Nitronic Rush – That other DigiPen game I just mentioned, it’s as close to San Francisco Rush as we’re going to get. Much of the team has gone on to make Distance which looks similar but, to me, feels even more about survival than the classic Rush vibe Nitronic held to. Both are fabulous in my book though.
Nous – Another DigiPen team game like Leshy and Nitronic Rush, Nous was a great 4th-wall-breaking twin-stick “shooter” with some great moments. Brett Cutler, Nous’ designer, is now at 17-BIT working on Galak-Z which makes perfect sense from what I’ve seen of it and Nous.
Project Zomboid – The game has come on by huge leaps since 2011 but it continues to be an Early Access affair. Once it’s content is certified “Released” I’ll jump back in but since my first blush with the game I’ve put it anxiously on hold.
Proteus – The visual wonderland of Proteus wowed a lot of us in 2013. It’s continued making the indie hop from platform to platform. Ed Key, one half of the game’s creators, continues to blow up my twitter while simultaneously exploring the U.K.’s outback. The lucky bastard.
Red Rogue – Possibly the web-based game I’ve spent the most time with. At a moment when all I wanted were roguelikes, here comes an adorable, side-scroller with mysterious loot, adorable (but gory) animations and a fantastic, muted color palette.

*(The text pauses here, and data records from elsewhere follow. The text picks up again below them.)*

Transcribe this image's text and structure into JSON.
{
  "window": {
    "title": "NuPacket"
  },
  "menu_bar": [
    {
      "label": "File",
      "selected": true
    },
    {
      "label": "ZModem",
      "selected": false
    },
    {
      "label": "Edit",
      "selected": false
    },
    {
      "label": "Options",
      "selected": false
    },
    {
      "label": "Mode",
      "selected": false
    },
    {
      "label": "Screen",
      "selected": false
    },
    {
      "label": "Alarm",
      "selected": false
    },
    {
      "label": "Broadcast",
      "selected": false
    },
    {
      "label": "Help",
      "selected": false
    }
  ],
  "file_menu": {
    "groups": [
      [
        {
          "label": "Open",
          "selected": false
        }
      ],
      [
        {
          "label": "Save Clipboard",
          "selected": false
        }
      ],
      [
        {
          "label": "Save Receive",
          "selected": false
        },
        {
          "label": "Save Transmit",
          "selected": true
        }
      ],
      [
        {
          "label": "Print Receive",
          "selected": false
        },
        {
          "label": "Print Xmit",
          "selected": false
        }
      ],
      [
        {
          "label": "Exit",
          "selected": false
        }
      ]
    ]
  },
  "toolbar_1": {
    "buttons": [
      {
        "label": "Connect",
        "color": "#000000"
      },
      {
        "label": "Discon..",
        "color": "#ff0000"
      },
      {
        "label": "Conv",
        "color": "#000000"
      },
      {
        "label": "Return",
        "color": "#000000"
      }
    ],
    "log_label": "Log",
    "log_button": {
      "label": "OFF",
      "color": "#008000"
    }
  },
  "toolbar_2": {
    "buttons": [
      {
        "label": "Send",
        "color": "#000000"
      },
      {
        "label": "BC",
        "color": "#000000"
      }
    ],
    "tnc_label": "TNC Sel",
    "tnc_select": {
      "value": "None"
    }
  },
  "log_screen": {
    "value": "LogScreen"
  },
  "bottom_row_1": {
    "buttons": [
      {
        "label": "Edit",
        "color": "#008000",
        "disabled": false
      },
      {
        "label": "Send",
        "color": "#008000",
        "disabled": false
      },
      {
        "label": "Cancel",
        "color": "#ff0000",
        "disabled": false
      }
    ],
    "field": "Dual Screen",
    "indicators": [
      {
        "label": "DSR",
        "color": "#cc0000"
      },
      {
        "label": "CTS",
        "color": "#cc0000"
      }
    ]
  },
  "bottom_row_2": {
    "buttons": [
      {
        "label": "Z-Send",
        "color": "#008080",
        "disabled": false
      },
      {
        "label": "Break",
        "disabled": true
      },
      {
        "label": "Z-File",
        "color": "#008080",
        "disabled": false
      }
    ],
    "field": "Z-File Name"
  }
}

Treasure Adventure Game – This was one of the first times I’d heard a 2D game referred to as featuring an open world and it captivated me. Turns out what they meant to say was it’s ‘just like Metroid’. The soundtrack has persisted much longer as a personal favorite though. And much like Spelunky, the pixelart original has been redrawn “as originally envisioned” and is working its way towards a full, expanded release as Treasure Adventure World.